Lawrence Manley: The repertory of Strange's Men, as it is represented in Henslowe's records of their 134 performances at the Rose Theatre in 1592/3, contains an unusually large number of plays involving pyrotechnics, possibly including the staging of human immolations. Though pyrotechnics were a familar feature of traditional dramaturgy, such effects were used by Strange's Men to represent acts of cruelty and judicial punishment that had an edge of topical relevance to English history and politics. The theatrical daring of pyrotechnics in the Strange's repertory may thus have been part of a 'company style' that readily accommodated the politically daring and dramatically innovative work of Marlowe in The Jew of Malta and The Massacre at Paris and of the young Shakespeare in 1 Henry VI.

Roslyn Knutson: Although Pembroke's Men in 1592/3 had talented (if youthful) players and a patron in good standing with the queen, the company reportedly fell on hard times. No one knows why. Here I consider whether the problem might have been the repertory, which I explore in terms of the four plays known to be theirs (Edward II, 1 Contention, The True Tragedy, and A Shrew), or their touring schedule.
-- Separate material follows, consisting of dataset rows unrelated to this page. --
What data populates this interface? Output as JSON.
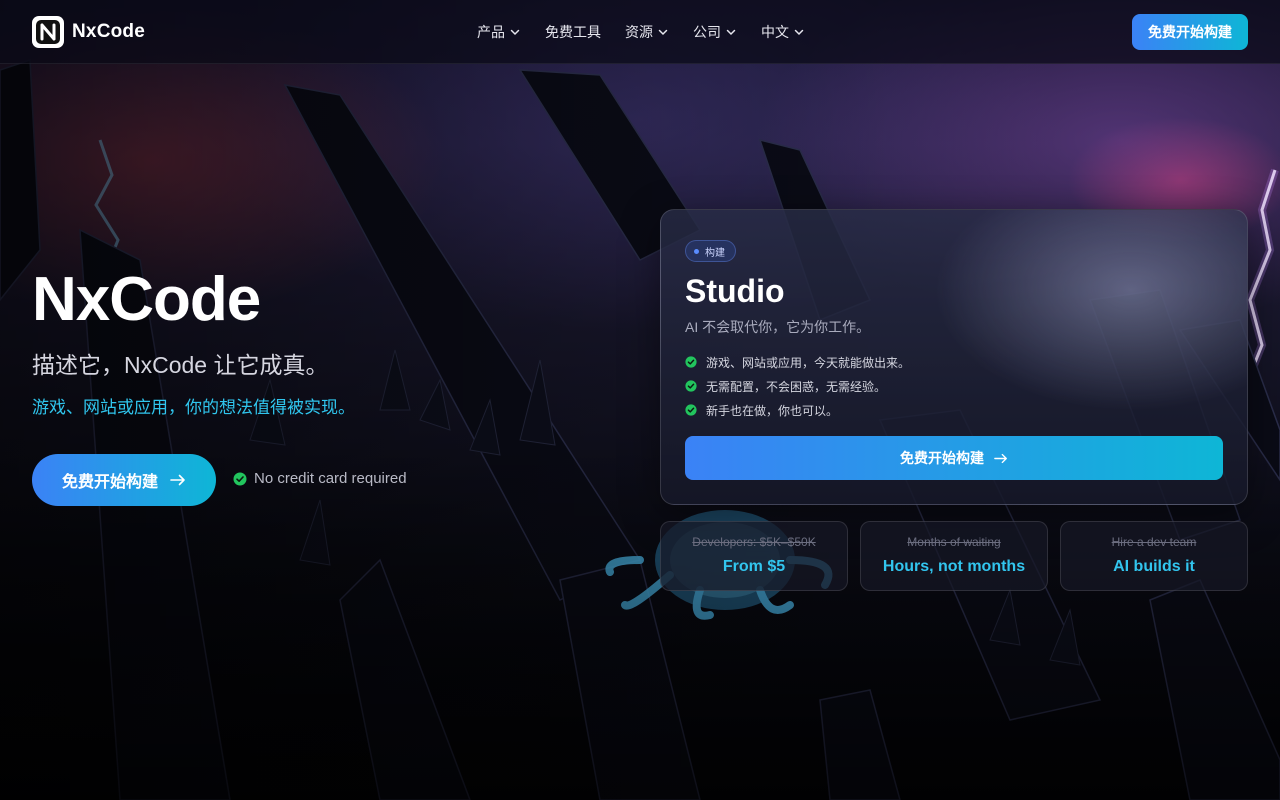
{
  "brand": {
    "name": "NxCode",
    "logo_icon": "nx-logo-icon"
  },
  "nav": {
    "items": [
      {
        "label": "产品",
        "has_dropdown": true
      },
      {
        "label": "免费工具",
        "has_dropdown": false
      },
      {
        "label": "资源",
        "has_dropdown": true
      },
      {
        "label": "公司",
        "has_dropdown": true
      },
      {
        "label": "中文",
        "has_dropdown": true
      }
    ],
    "cta_label": "免费开始构建"
  },
  "hero": {
    "title": "NxCode",
    "subtitle": "描述它，NxCode 让它成真。",
    "tagline": "游戏、网站或应用，你的想法值得被实现。",
    "cta_label": "免费开始构建",
    "note": "No credit card required"
  },
  "card": {
    "badge": "构建",
    "title": "Studio",
    "subtitle": "AI 不会取代你，它为你工作。",
    "features": [
      "游戏、网站或应用，今天就能做出来。",
      "无需配置，不会困惑，无需经验。",
      "新手也在做，你也可以。"
    ],
    "cta_label": "免费开始构建"
  },
  "stats": [
    {
      "old": "Developers: $5K–$50K",
      "new": "From $5"
    },
    {
      "old": "Months of waiting",
      "new": "Hours, not months"
    },
    {
      "old": "Hire a dev team",
      "new": "AI builds it"
    }
  ],
  "colors": {
    "accent_start": "#3b82f6",
    "accent_end": "#0eb6d6",
    "accent_text": "#30c6ee",
    "check_green": "#22c55e",
    "background": "#05060d"
  }
}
Mark Bayer: In 1616, Queen Anne's Men, under the management of Christopher Beeston, moved theatrical operations from the Red Bull, a large public playhouse in Clerkenwell, to the Cockpit, an indoor hall on the increasingly fashionable Drury Lane. The success of this move was overshadowed by a riot on Shrove Tuesday, 1617, in which apprentices damaged the new theatre, forcing the company to return temporarily to the Red Bull while the Cockpit was under repair. Narratives of this event tend to describe it either as an indiscriminate episode of civil unrest or, more cogently, as demonstrating a specific animosity towards Queen Anne's Men because they were now playing the Red Bull repertory at a prohibitively expensive venue. In an effort to revise these received interpretations, I argue that the reasons for the riot go well beyond the release of aggression and issues of cost. The profit-driven motives of the Queen Anne's Men violated communal principles of fair dealing and their abandonment of the Red Bull and Clerkenwell affected a more intangible sense of loss and indignation, placing pressures on local businesses that relied on the daily theatre traffic, and severely weakening charitable efforts within the parish.

Published
2001-01-01
Section
Issues in Review Essays